* Task to complete
Search the material for "JSON" and show all lines that contain it.

* Data in this exercise
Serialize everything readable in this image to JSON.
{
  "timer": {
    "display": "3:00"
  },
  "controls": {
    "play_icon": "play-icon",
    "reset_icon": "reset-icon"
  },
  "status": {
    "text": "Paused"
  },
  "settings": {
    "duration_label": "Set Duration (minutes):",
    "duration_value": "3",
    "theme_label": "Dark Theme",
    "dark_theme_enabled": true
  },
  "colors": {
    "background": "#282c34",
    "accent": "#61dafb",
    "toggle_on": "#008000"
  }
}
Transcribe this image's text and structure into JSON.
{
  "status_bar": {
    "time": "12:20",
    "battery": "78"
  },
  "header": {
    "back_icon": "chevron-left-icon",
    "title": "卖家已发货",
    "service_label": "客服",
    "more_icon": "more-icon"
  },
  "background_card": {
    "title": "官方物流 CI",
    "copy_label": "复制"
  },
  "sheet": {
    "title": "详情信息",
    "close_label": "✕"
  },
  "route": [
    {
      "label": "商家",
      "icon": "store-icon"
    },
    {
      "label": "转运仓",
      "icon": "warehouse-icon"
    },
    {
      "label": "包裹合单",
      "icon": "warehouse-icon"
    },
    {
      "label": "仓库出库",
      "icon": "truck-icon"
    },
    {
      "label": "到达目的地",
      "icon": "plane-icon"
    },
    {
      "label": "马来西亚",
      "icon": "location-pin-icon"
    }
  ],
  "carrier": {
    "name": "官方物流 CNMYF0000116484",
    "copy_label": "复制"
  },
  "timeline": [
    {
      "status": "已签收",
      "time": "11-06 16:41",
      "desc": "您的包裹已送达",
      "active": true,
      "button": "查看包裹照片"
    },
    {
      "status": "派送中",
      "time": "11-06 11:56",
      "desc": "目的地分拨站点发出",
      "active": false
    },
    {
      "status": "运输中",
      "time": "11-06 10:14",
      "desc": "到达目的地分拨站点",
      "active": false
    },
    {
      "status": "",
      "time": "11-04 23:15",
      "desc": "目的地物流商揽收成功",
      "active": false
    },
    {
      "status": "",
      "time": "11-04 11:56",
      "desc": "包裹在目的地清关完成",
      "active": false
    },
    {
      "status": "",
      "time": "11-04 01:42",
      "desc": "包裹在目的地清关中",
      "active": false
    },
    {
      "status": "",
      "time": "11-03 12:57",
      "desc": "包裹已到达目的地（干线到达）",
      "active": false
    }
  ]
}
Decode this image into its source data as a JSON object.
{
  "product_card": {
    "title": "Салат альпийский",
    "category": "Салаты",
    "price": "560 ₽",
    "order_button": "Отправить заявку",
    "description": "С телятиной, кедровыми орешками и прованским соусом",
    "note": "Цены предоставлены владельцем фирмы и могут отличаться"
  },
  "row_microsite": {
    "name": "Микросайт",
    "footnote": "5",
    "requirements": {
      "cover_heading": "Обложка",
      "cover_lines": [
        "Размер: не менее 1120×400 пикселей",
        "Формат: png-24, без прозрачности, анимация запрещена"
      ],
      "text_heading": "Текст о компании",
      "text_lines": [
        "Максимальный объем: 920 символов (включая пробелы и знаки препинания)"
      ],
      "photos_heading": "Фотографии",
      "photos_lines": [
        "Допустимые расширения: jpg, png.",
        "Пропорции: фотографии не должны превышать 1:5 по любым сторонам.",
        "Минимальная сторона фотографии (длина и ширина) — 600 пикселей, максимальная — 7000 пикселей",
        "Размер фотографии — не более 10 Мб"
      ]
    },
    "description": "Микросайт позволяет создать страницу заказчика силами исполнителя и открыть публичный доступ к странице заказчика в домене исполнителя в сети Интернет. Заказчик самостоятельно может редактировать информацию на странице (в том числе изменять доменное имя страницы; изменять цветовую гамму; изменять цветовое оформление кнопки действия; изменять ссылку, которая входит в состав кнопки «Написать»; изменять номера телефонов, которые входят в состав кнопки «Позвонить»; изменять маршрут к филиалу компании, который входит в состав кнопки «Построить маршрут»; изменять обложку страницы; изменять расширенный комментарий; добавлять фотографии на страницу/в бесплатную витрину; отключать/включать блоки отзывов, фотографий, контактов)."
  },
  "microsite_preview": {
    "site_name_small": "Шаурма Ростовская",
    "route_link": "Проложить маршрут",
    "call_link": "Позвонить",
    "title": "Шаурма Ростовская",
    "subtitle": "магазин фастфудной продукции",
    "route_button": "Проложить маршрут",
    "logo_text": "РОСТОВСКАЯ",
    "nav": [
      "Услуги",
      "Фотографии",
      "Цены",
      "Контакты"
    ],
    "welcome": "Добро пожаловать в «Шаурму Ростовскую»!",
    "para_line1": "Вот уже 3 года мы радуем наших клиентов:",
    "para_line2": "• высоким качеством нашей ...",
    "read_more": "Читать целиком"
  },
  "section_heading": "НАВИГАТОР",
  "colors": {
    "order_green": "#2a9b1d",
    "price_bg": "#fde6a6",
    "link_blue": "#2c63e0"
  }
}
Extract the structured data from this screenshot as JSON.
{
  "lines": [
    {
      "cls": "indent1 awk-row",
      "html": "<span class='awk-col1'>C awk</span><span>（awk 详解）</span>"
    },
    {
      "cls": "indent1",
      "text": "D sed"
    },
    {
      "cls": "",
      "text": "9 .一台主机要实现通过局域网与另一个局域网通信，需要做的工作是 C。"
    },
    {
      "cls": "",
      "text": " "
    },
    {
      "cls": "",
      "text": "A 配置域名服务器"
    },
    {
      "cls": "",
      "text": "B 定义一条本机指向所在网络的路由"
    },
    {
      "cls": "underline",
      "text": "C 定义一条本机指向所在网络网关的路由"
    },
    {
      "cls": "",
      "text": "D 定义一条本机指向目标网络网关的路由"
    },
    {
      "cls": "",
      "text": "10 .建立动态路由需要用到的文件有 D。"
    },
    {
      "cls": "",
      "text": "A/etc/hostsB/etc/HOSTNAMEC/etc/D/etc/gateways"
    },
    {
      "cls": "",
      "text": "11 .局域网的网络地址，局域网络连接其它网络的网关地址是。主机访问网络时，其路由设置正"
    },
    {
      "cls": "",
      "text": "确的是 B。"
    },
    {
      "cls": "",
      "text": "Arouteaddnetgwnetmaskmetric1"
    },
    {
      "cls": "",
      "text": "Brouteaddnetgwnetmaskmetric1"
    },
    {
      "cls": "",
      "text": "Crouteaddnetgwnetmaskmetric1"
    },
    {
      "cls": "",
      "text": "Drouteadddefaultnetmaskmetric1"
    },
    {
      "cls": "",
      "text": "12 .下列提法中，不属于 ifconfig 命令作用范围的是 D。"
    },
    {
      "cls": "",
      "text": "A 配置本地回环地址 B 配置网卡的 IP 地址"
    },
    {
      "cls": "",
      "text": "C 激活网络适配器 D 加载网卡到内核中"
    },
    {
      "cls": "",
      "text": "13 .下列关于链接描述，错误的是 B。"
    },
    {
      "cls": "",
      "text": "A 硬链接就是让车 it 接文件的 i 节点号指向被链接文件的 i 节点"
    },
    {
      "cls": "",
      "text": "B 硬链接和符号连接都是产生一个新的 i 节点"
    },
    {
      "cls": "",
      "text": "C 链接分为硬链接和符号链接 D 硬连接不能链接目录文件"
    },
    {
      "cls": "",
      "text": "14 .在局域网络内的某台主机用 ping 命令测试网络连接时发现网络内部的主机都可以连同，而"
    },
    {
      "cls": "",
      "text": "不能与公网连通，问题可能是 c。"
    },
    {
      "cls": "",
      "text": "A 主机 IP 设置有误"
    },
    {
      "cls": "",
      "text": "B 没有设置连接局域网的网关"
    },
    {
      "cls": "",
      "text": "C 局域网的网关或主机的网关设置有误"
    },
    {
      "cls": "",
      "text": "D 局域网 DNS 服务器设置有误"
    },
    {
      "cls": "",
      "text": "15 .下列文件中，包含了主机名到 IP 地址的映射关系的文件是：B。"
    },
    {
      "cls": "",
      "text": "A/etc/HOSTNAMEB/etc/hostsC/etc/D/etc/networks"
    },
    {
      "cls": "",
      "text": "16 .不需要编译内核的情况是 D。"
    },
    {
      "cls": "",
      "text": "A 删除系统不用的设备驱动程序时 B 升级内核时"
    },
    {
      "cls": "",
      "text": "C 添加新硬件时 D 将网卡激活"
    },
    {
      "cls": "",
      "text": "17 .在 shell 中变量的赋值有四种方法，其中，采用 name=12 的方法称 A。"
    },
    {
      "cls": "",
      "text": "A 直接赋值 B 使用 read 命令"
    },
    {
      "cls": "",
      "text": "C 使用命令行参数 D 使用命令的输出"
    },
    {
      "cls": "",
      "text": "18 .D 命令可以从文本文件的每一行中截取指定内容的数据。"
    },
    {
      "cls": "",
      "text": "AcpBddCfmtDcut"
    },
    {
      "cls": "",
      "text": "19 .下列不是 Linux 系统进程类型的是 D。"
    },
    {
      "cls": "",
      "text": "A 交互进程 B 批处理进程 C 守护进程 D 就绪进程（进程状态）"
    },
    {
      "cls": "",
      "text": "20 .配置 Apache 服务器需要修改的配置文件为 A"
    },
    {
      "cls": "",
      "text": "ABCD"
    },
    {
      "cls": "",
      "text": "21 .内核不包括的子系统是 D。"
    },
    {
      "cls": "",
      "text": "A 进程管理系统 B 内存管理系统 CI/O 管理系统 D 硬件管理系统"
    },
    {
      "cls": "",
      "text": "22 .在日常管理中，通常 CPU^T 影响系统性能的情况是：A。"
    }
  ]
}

* Written response
Serialize everything readable in this image to JSON.
Transcribe this image's text and structure into JSON.
Decode this image into its source data as a JSON object.
Extract the structured data from this screenshot as JSON.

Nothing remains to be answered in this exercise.